day I opened up the box... it’s a water quality nightmare... but
I’ve managed to keep it going for almost 5 years so it’s a personal
challenge at this point! I had a rock solid trichogaster
trichopterus for 4 years in there and my cherries and these cats are
years old (corys, as expected, grew sick of swimming to the top)...
so I think I’ve done relatively ok. I’ve always shied away from the
live foods out of both convenience (honestly) and fear of water
quality issues. Maybe it’s time to “dive” in. You and Bob have
inspired me. I will search WWM for some rookie tips on live foods.
<Understand your disappointment with the tank. Frozen foods can
substitute for live foods in many cases, so well worth trying these
out. Certainly Gouramis aren't too fussed about live vs. frozen
foods. Cheers, Neale.>
Re: Trichopodus leerii food 1/12/20

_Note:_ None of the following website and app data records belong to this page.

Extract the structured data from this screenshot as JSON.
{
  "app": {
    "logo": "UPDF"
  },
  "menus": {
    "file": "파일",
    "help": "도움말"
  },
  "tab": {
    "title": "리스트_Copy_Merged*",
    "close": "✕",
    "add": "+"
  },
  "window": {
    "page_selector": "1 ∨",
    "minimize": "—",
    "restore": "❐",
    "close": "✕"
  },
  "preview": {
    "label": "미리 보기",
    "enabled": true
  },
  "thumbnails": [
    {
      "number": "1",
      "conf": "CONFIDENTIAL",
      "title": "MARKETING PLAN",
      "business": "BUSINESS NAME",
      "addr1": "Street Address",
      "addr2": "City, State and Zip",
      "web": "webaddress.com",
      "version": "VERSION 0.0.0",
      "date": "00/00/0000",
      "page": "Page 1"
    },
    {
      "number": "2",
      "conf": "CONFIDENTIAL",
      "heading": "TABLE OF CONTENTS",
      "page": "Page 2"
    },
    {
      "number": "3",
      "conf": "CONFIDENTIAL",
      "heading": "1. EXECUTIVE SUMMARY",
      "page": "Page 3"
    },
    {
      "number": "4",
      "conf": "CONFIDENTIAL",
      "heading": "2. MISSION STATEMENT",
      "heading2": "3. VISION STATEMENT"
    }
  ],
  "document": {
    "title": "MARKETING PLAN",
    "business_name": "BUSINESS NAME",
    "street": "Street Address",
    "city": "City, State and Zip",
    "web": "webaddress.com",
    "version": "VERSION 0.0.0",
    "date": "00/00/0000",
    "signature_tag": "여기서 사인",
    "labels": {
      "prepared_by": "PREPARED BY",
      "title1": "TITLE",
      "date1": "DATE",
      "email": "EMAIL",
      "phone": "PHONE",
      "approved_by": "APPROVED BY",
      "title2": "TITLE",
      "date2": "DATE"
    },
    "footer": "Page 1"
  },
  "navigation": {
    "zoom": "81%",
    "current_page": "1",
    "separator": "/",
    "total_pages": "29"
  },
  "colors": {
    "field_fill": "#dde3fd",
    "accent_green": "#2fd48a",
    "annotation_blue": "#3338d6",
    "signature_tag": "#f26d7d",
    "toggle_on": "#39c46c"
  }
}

Thank you! This gourami is not going to make it...
I’m on the third and final dose of Kanaplex after many water changes
and removing the carbon from the filter—I hate medicating my tank

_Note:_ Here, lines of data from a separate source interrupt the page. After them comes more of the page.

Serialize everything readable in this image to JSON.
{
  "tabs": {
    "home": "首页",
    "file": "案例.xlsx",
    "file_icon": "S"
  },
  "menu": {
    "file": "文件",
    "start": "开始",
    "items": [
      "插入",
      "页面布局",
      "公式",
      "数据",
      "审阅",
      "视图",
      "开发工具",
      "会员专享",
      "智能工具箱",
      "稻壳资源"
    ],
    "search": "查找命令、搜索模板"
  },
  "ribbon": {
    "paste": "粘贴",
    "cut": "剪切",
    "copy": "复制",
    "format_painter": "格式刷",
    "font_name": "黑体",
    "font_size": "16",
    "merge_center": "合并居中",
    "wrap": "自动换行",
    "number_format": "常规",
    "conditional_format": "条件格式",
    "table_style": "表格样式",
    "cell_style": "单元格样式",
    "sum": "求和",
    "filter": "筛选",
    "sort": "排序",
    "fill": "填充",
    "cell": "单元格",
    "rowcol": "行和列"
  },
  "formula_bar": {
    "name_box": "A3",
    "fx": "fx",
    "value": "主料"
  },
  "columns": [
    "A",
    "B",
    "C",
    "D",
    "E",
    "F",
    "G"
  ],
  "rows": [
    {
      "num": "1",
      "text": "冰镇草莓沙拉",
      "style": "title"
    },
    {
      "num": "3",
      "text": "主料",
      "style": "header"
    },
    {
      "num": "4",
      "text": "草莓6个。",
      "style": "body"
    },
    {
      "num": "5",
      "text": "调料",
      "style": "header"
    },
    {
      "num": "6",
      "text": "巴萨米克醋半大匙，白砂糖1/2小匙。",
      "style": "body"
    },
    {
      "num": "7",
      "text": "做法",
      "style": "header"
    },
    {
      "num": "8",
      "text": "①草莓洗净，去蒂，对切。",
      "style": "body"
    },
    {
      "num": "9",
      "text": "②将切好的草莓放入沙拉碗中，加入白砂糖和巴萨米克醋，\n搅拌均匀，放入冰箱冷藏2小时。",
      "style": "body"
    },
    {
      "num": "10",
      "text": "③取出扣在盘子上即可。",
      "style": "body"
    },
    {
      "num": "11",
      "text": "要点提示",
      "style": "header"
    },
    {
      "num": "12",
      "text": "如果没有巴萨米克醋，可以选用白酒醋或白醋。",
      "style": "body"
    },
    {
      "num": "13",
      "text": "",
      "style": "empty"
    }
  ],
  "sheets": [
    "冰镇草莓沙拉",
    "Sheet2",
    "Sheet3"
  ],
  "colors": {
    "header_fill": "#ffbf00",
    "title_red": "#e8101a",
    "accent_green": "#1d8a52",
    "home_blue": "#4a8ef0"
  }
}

but I thought it was necessary here—and now he’s showing fin rot,
lost posture, and rocking back and forth. If I lose him, and after I
let the tank sit stable for a while, do you think a smaller gourami

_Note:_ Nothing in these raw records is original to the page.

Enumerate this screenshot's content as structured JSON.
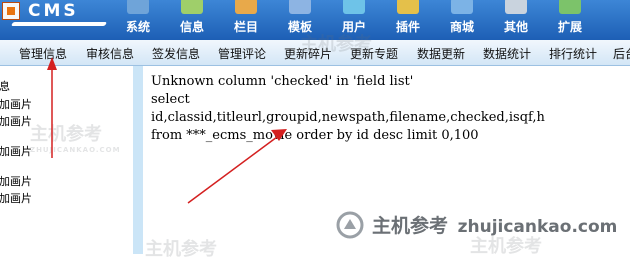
{
  "logo": {
    "text": "CMS"
  },
  "top_nav": [
    {
      "label": "系统",
      "icon": "system-icon",
      "color": "#6fa4d9"
    },
    {
      "label": "信息",
      "icon": "info-icon",
      "color": "#9fcf6a"
    },
    {
      "label": "栏目",
      "icon": "column-icon",
      "color": "#e8a94a"
    },
    {
      "label": "模板",
      "icon": "template-icon",
      "color": "#8db4e3"
    },
    {
      "label": "用户",
      "icon": "user-icon",
      "color": "#6ec3e8"
    },
    {
      "label": "插件",
      "icon": "plugin-icon",
      "color": "#e4c04a"
    },
    {
      "label": "商城",
      "icon": "shop-icon",
      "color": "#7cb3e6"
    },
    {
      "label": "其他",
      "icon": "other-icon",
      "color": "#c9d3de"
    },
    {
      "label": "扩展",
      "icon": "extend-icon",
      "color": "#7cc36a"
    }
  ],
  "menu_items": [
    "管理信息",
    "审核信息",
    "签发信息",
    "管理评论",
    "更新碎片",
    "更新专题",
    "数据更新",
    "数据统计",
    "排行统计",
    "后台"
  ],
  "sidebar": {
    "heading": "息",
    "items": [
      "加画片",
      "加画片",
      "加画片",
      "加画片",
      "加画片"
    ]
  },
  "error": {
    "lines": [
      "Unknown column 'checked' in 'field list'",
      "select",
      "id,classid,titleurl,groupid,newspath,filename,checked,isqf,h",
      "from ***_ecms_movie order by id desc limit 0,100"
    ]
  },
  "watermark": {
    "main_cn": "主机参考",
    "main_url": "zhujicankao.com",
    "small_cn": "主机参考",
    "small_url": "ZHUJICANKAO.COM"
  },
  "colors": {
    "topbar": "#2a6fc3",
    "arrow": "#d42020"
  }
}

would work in my setup, such as a T. chuna?
<In a tank this size and shape, I'd be thinking perhaps of a 'bed'
of floating vegetation at the top, and then something smaller, like
Sparkling Gouramis or Croaking Gouramis. Both associate with
floating plants, and being farmed but not selectively bred, they're
pretty robust. Sensitive to cold air, like all labyrinth fish, but
the Sparkling Gouramis are tiny fish, and would be fine in a
columnar tank. They have lovely colours! Floating Indian Fern would
be an ideal plant to use, being adaptable and forming thick beds
several inches deep, if doing well. Do see BobF's piece on this
excellent species, here:
Re: Trichopodus leerii food 1/12/20
Great ideas all around, thanks so much!
<Most welcome. Cheers, Neale.>
Freshwater Aquarium Articles & FAQs
- Set-Up: Gear/Components:, Set-Up, Tanks, Stands, Covers:, Water, Filtration of All
Sorts, Sumps, Refugiums:, Circulation, Pumps, Powerheads, Aeration,
Electricity, Heating/Chilling, Light/Lighting:; Types of Systems:,
- Livestock 1: Stocking/Selection, Biotopes, Quarantine, Acclimation.
Fishes: Stingrays, Inadvanced Bony Fishes, Eels, Tetras & Their Relatives,
Killifishes, Livebearers, Catfishes, Goldfish, Barbs, Danios, Rasboras,
Minnow Sharks, Loaches, Misc. Fish Groups
eBook on Amazon
What it takes to keep
goldfish healthy long-term
by Robert (Bob) Fenner
Gouramis, Bettas, Cichlids, Fresh to Brackish Water Fishes,
Invertebrates (Hydra, Worms, Snails, Insects, Crustaceans...),
eBook on Amazon
Doing what it takes to keep Bettas healthy
by Robert (Bob) Fenner
- Maintenance/Operation: General Maintenance,
Algae, Foods/Feeding/Nutrition, Disease/Health,
- Freshwater Aquarium Science:
Behavior, Topics, Reference and Aquatics Writing Business, Reviews,